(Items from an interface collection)

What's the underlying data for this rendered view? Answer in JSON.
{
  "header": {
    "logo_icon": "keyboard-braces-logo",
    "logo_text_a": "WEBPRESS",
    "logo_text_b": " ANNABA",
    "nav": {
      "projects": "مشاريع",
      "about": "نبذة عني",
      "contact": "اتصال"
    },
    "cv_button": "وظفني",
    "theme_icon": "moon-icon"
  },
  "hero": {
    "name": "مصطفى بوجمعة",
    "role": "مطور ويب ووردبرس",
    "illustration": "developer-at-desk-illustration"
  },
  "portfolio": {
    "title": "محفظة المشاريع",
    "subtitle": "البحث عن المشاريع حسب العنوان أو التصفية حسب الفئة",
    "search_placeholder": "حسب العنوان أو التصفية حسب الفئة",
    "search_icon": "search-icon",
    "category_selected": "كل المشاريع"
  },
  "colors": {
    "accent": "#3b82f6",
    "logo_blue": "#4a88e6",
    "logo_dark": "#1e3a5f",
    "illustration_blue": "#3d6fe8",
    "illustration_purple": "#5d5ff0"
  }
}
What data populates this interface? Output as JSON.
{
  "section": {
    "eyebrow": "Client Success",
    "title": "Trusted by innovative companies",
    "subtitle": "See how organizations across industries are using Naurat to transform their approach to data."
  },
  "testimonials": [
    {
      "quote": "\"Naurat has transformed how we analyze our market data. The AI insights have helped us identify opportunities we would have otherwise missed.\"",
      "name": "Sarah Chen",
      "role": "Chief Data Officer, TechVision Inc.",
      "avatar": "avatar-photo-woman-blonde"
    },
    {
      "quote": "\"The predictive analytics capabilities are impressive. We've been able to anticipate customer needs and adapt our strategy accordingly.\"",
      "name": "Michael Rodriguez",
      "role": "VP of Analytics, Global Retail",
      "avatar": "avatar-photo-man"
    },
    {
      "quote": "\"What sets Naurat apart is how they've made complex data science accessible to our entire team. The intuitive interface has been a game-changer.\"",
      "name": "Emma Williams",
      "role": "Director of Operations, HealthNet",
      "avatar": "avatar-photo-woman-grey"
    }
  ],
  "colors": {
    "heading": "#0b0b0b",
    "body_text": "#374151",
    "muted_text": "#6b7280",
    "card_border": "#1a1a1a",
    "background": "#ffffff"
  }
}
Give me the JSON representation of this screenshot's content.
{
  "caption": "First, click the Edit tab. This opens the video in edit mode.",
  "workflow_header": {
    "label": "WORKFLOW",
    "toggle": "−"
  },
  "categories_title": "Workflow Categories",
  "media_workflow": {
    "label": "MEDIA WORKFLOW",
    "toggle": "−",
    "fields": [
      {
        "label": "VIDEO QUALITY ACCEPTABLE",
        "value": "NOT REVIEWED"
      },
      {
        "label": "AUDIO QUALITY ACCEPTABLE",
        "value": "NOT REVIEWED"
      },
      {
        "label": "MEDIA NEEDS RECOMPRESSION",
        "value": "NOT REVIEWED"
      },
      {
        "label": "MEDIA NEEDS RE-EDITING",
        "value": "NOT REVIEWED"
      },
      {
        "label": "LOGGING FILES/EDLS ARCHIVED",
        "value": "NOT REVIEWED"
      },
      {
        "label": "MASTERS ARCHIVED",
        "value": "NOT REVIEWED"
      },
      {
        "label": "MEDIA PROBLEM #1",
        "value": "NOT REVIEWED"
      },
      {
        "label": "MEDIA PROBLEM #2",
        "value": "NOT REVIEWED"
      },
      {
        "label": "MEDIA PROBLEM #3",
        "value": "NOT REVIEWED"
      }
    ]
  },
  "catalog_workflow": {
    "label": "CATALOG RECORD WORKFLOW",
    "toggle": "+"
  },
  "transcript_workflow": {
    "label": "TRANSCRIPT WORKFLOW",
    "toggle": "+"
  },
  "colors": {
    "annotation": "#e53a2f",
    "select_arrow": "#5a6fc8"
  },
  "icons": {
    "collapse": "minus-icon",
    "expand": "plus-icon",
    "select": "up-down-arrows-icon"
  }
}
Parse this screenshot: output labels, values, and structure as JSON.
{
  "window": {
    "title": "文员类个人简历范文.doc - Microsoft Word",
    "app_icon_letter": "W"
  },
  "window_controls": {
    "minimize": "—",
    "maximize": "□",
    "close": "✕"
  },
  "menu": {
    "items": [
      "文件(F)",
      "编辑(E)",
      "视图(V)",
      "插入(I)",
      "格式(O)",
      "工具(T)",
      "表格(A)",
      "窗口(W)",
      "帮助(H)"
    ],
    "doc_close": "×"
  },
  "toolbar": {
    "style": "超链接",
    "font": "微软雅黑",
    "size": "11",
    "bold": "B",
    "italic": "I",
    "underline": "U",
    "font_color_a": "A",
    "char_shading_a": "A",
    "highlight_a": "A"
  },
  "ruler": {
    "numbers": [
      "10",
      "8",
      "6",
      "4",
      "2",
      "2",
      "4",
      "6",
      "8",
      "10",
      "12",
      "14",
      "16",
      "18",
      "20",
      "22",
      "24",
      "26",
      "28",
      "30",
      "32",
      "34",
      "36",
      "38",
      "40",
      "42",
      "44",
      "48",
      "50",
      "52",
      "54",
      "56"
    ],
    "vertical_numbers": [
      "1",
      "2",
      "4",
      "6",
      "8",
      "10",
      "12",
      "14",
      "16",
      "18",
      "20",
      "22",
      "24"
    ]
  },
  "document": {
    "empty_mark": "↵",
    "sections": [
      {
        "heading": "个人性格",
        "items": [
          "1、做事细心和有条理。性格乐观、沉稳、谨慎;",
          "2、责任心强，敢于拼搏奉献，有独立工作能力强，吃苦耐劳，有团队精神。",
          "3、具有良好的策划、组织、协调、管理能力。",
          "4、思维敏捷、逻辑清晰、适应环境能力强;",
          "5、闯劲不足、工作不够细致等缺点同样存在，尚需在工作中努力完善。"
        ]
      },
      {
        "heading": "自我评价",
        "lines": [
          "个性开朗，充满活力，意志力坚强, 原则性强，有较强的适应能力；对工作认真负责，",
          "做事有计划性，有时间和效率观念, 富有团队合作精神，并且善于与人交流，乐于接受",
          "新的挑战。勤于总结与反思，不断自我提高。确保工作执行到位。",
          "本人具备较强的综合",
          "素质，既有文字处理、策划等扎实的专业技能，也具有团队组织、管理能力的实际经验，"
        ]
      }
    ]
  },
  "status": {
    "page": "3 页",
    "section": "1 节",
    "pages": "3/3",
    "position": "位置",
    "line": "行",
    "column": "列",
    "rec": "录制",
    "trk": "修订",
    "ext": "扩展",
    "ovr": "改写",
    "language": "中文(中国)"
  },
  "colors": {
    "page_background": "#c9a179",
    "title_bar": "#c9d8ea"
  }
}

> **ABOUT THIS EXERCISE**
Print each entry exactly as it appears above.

> **TASK OUTPUT**
What's the underlying data for this rendered view? Answer in JSON.
{
  "header": {
    "logo_icon": "keyboard-braces-logo",
    "logo_text_a": "WEBPRESS",
    "logo_text_b": " ANNABA",
    "nav": {
      "projects": "مشاريع",
      "about": "نبذة عني",
      "contact": "اتصال"
    },
    "cv_button": "وظفني",
    "theme_icon": "moon-icon"
  },
  "hero": {
    "name": "مصطفى بوجمعة",
    "role": "مطور ويب ووردبرس",
    "illustration": "developer-at-desk-illustration"
  },
  "portfolio": {
    "title": "محفظة المشاريع",
    "subtitle": "البحث عن المشاريع حسب العنوان أو التصفية حسب الفئة",
    "search_placeholder": "حسب العنوان أو التصفية حسب الفئة",
    "search_icon": "search-icon",
    "category_selected": "كل المشاريع"
  },
  "colors": {
    "accent": "#3b82f6",
    "logo_blue": "#4a88e6",
    "logo_dark": "#1e3a5f",
    "illustration_blue": "#3d6fe8",
    "illustration_purple": "#5d5ff0"
  }
}
What data populates this interface? Output as JSON.
{
  "section": {
    "eyebrow": "Client Success",
    "title": "Trusted by innovative companies",
    "subtitle": "See how organizations across industries are using Naurat to transform their approach to data."
  },
  "testimonials": [
    {
      "quote": "\"Naurat has transformed how we analyze our market data. The AI insights have helped us identify opportunities we would have otherwise missed.\"",
      "name": "Sarah Chen",
      "role": "Chief Data Officer, TechVision Inc.",
      "avatar": "avatar-photo-woman-blonde"
    },
    {
      "quote": "\"The predictive analytics capabilities are impressive. We've been able to anticipate customer needs and adapt our strategy accordingly.\"",
      "name": "Michael Rodriguez",
      "role": "VP of Analytics, Global Retail",
      "avatar": "avatar-photo-man"
    },
    {
      "quote": "\"What sets Naurat apart is how they've made complex data science accessible to our entire team. The intuitive interface has been a game-changer.\"",
      "name": "Emma Williams",
      "role": "Director of Operations, HealthNet",
      "avatar": "avatar-photo-woman-grey"
    }
  ],
  "colors": {
    "heading": "#0b0b0b",
    "body_text": "#374151",
    "muted_text": "#6b7280",
    "card_border": "#1a1a1a",
    "background": "#ffffff"
  }
}
Give me the JSON representation of this screenshot's content.
{
  "caption": "First, click the Edit tab. This opens the video in edit mode.",
  "workflow_header": {
    "label": "WORKFLOW",
    "toggle": "−"
  },
  "categories_title": "Workflow Categories",
  "media_workflow": {
    "label": "MEDIA WORKFLOW",
    "toggle": "−",
    "fields": [
      {
        "label": "VIDEO QUALITY ACCEPTABLE",
        "value": "NOT REVIEWED"
      },
      {
        "label": "AUDIO QUALITY ACCEPTABLE",
        "value": "NOT REVIEWED"
      },
      {
        "label": "MEDIA NEEDS RECOMPRESSION",
        "value": "NOT REVIEWED"
      },
      {
        "label": "MEDIA NEEDS RE-EDITING",
        "value": "NOT REVIEWED"
      },
      {
        "label": "LOGGING FILES/EDLS ARCHIVED",
        "value": "NOT REVIEWED"
      },
      {
        "label": "MASTERS ARCHIVED",
        "value": "NOT REVIEWED"
      },
      {
        "label": "MEDIA PROBLEM #1",
        "value": "NOT REVIEWED"
      },
      {
        "label": "MEDIA PROBLEM #2",
        "value": "NOT REVIEWED"
      },
      {
        "label": "MEDIA PROBLEM #3",
        "value": "NOT REVIEWED"
      }
    ]
  },
  "catalog_workflow": {
    "label": "CATALOG RECORD WORKFLOW",
    "toggle": "+"
  },
  "transcript_workflow": {
    "label": "TRANSCRIPT WORKFLOW",
    "toggle": "+"
  },
  "colors": {
    "annotation": "#e53a2f",
    "select_arrow": "#5a6fc8"
  },
  "icons": {
    "collapse": "minus-icon",
    "expand": "plus-icon",
    "select": "up-down-arrows-icon"
  }
}
Parse this screenshot: output labels, values, and structure as JSON.
{
  "window": {
    "title": "文员类个人简历范文.doc - Microsoft Word",
    "app_icon_letter": "W"
  },
  "window_controls": {
    "minimize": "—",
    "maximize": "□",
    "close": "✕"
  },
  "menu": {
    "items": [
      "文件(F)",
      "编辑(E)",
      "视图(V)",
      "插入(I)",
      "格式(O)",
      "工具(T)",
      "表格(A)",
      "窗口(W)",
      "帮助(H)"
    ],
    "doc_close": "×"
  },
  "toolbar": {
    "style": "超链接",
    "font": "微软雅黑",
    "size": "11",
    "bold": "B",
    "italic": "I",
    "underline": "U",
    "font_color_a": "A",
    "char_shading_a": "A",
    "highlight_a": "A"
  },
  "ruler": {
    "numbers": [
      "10",
      "8",
      "6",
      "4",
      "2",
      "2",
      "4",
      "6",
      "8",
      "10",
      "12",
      "14",
      "16",
      "18",
      "20",
      "22",
      "24",
      "26",
      "28",
      "30",
      "32",
      "34",
      "36",
      "38",
      "40",
      "42",
      "44",
      "48",
      "50",
      "52",
      "54",
      "56"
    ],
    "vertical_numbers": [
      "1",
      "2",
      "4",
      "6",
      "8",
      "10",
      "12",
      "14",
      "16",
      "18",
      "20",
      "22",
      "24"
    ]
  },
  "document": {
    "empty_mark": "↵",
    "sections": [
      {
        "heading": "个人性格",
        "items": [
          "1、做事细心和有条理。性格乐观、沉稳、谨慎;",
          "2、责任心强，敢于拼搏奉献，有独立工作能力强，吃苦耐劳，有团队精神。",
          "3、具有良好的策划、组织、协调、管理能力。",
          "4、思维敏捷、逻辑清晰、适应环境能力强;",
          "5、闯劲不足、工作不够细致等缺点同样存在，尚需在工作中努力完善。"
        ]
      },
      {
        "heading": "自我评价",
        "lines": [
          "个性开朗，充满活力，意志力坚强, 原则性强，有较强的适应能力；对工作认真负责，",
          "做事有计划性，有时间和效率观念, 富有团队合作精神，并且善于与人交流，乐于接受",
          "新的挑战。勤于总结与反思，不断自我提高。确保工作执行到位。",
          "本人具备较强的综合",
          "素质，既有文字处理、策划等扎实的专业技能，也具有团队组织、管理能力的实际经验，"
        ]
      }
    ]
  },
  "status": {
    "page": "3 页",
    "section": "1 节",
    "pages": "3/3",
    "position": "位置",
    "line": "行",
    "column": "列",
    "rec": "录制",
    "trk": "修订",
    "ext": "扩展",
    "ovr": "改写",
    "language": "中文(中国)"
  },
  "colors": {
    "page_background": "#c9a179",
    "title_bar": "#c9d8ea"
  }
}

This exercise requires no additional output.